DATASET EXCERPTS.
>>>>>

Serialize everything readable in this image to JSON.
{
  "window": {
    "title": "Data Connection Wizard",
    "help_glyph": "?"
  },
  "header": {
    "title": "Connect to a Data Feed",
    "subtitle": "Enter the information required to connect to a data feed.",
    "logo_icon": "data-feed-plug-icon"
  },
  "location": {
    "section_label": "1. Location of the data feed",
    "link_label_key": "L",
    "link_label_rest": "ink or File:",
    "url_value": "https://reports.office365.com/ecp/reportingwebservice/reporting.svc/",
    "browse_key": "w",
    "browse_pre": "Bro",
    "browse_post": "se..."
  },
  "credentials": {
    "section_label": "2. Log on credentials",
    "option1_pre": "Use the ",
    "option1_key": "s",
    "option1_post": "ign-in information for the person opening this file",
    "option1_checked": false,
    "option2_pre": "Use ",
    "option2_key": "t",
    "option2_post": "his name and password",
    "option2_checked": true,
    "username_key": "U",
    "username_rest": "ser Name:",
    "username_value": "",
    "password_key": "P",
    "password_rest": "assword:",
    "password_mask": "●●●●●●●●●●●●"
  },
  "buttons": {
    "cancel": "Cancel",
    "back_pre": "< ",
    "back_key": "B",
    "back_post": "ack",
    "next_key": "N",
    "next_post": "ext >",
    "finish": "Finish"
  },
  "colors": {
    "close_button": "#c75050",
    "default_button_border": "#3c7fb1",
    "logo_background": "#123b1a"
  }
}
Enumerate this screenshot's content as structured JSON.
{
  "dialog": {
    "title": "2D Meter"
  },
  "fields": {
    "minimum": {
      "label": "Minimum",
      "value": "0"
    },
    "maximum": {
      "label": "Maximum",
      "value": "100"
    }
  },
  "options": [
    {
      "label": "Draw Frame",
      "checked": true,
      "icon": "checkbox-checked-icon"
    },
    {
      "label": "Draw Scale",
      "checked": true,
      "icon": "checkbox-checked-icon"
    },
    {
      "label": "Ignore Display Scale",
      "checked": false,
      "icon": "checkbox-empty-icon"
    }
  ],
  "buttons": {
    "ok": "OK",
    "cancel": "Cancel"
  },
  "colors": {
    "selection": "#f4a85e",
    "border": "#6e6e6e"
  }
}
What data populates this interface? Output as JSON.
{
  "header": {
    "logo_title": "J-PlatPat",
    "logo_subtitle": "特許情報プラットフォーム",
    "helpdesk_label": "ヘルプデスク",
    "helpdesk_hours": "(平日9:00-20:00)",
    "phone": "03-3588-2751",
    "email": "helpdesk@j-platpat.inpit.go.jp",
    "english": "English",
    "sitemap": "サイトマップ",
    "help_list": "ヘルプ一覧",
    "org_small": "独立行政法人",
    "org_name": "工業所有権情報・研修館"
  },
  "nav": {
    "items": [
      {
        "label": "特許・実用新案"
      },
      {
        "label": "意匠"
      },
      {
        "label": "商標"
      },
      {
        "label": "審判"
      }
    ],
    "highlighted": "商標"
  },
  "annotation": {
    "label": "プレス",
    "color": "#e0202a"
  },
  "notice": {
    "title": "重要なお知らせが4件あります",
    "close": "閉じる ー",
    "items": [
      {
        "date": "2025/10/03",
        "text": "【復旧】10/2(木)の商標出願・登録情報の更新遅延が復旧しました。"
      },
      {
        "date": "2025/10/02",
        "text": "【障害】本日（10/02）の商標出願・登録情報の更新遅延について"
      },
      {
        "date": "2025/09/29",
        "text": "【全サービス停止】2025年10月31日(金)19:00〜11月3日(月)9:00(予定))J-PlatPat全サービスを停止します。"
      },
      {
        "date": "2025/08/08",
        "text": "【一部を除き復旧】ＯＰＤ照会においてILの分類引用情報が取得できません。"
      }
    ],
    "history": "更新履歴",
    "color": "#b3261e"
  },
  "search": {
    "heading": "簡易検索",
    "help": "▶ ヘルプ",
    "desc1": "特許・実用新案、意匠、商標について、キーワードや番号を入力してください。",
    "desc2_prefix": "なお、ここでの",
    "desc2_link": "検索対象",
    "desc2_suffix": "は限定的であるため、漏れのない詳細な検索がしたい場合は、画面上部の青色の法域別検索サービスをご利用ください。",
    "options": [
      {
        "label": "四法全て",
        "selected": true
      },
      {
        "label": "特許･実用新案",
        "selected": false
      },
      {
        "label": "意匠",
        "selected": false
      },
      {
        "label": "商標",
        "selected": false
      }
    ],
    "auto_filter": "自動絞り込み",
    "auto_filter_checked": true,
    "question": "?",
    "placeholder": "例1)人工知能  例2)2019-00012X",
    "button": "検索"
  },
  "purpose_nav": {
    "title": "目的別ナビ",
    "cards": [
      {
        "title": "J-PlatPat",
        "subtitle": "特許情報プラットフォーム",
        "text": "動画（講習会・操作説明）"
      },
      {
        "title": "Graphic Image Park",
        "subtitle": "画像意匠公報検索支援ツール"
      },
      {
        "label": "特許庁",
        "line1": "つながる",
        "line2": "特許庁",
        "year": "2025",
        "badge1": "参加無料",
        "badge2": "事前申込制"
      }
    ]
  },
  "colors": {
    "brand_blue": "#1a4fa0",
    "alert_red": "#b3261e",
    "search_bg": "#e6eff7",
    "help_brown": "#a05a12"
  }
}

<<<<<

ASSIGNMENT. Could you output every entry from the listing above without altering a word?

EXERCISE RESULT.
Serialize everything readable in this image to JSON.
{
  "window": {
    "title": "Data Connection Wizard",
    "help_glyph": "?"
  },
  "header": {
    "title": "Connect to a Data Feed",
    "subtitle": "Enter the information required to connect to a data feed.",
    "logo_icon": "data-feed-plug-icon"
  },
  "location": {
    "section_label": "1. Location of the data feed",
    "link_label_key": "L",
    "link_label_rest": "ink or File:",
    "url_value": "https://reports.office365.com/ecp/reportingwebservice/reporting.svc/",
    "browse_key": "w",
    "browse_pre": "Bro",
    "browse_post": "se..."
  },
  "credentials": {
    "section_label": "2. Log on credentials",
    "option1_pre": "Use the ",
    "option1_key": "s",
    "option1_post": "ign-in information for the person opening this file",
    "option1_checked": false,
    "option2_pre": "Use ",
    "option2_key": "t",
    "option2_post": "his name and password",
    "option2_checked": true,
    "username_key": "U",
    "username_rest": "ser Name:",
    "username_value": "",
    "password_key": "P",
    "password_rest": "assword:",
    "password_mask": "●●●●●●●●●●●●"
  },
  "buttons": {
    "cancel": "Cancel",
    "back_pre": "< ",
    "back_key": "B",
    "back_post": "ack",
    "next_key": "N",
    "next_post": "ext >",
    "finish": "Finish"
  },
  "colors": {
    "close_button": "#c75050",
    "default_button_border": "#3c7fb1",
    "logo_background": "#123b1a"
  }
}
Enumerate this screenshot's content as structured JSON.
{
  "dialog": {
    "title": "2D Meter"
  },
  "fields": {
    "minimum": {
      "label": "Minimum",
      "value": "0"
    },
    "maximum": {
      "label": "Maximum",
      "value": "100"
    }
  },
  "options": [
    {
      "label": "Draw Frame",
      "checked": true,
      "icon": "checkbox-checked-icon"
    },
    {
      "label": "Draw Scale",
      "checked": true,
      "icon": "checkbox-checked-icon"
    },
    {
      "label": "Ignore Display Scale",
      "checked": false,
      "icon": "checkbox-empty-icon"
    }
  ],
  "buttons": {
    "ok": "OK",
    "cancel": "Cancel"
  },
  "colors": {
    "selection": "#f4a85e",
    "border": "#6e6e6e"
  }
}
What data populates this interface? Output as JSON.
{
  "header": {
    "logo_title": "J-PlatPat",
    "logo_subtitle": "特許情報プラットフォーム",
    "helpdesk_label": "ヘルプデスク",
    "helpdesk_hours": "(平日9:00-20:00)",
    "phone": "03-3588-2751",
    "email": "helpdesk@j-platpat.inpit.go.jp",
    "english": "English",
    "sitemap": "サイトマップ",
    "help_list": "ヘルプ一覧",
    "org_small": "独立行政法人",
    "org_name": "工業所有権情報・研修館"
  },
  "nav": {
    "items": [
      {
        "label": "特許・実用新案"
      },
      {
        "label": "意匠"
      },
      {
        "label": "商標"
      },
      {
        "label": "審判"
      }
    ],
    "highlighted": "商標"
  },
  "annotation": {
    "label": "プレス",
    "color": "#e0202a"
  },
  "notice": {
    "title": "重要なお知らせが4件あります",
    "close": "閉じる ー",
    "items": [
      {
        "date": "2025/10/03",
        "text": "【復旧】10/2(木)の商標出願・登録情報の更新遅延が復旧しました。"
      },
      {
        "date": "2025/10/02",
        "text": "【障害】本日（10/02）の商標出願・登録情報の更新遅延について"
      },
      {
        "date": "2025/09/29",
        "text": "【全サービス停止】2025年10月31日(金)19:00〜11月3日(月)9:00(予定))J-PlatPat全サービスを停止します。"
      },
      {
        "date": "2025/08/08",
        "text": "【一部を除き復旧】ＯＰＤ照会においてILの分類引用情報が取得できません。"
      }
    ],
    "history": "更新履歴",
    "color": "#b3261e"
  },
  "search": {
    "heading": "簡易検索",
    "help": "▶ ヘルプ",
    "desc1": "特許・実用新案、意匠、商標について、キーワードや番号を入力してください。",
    "desc2_prefix": "なお、ここでの",
    "desc2_link": "検索対象",
    "desc2_suffix": "は限定的であるため、漏れのない詳細な検索がしたい場合は、画面上部の青色の法域別検索サービスをご利用ください。",
    "options": [
      {
        "label": "四法全て",
        "selected": true
      },
      {
        "label": "特許･実用新案",
        "selected": false
      },
      {
        "label": "意匠",
        "selected": false
      },
      {
        "label": "商標",
        "selected": false
      }
    ],
    "auto_filter": "自動絞り込み",
    "auto_filter_checked": true,
    "question": "?",
    "placeholder": "例1)人工知能  例2)2019-00012X",
    "button": "検索"
  },
  "purpose_nav": {
    "title": "目的別ナビ",
    "cards": [
      {
        "title": "J-PlatPat",
        "subtitle": "特許情報プラットフォーム",
        "text": "動画（講習会・操作説明）"
      },
      {
        "title": "Graphic Image Park",
        "subtitle": "画像意匠公報検索支援ツール"
      },
      {
        "label": "特許庁",
        "line1": "つながる",
        "line2": "特許庁",
        "year": "2025",
        "badge1": "参加無料",
        "badge2": "事前申込制"
      }
    ]
  },
  "colors": {
    "brand_blue": "#1a4fa0",
    "alert_red": "#b3261e",
    "search_bg": "#e6eff7",
    "help_brown": "#a05a12"
  }
}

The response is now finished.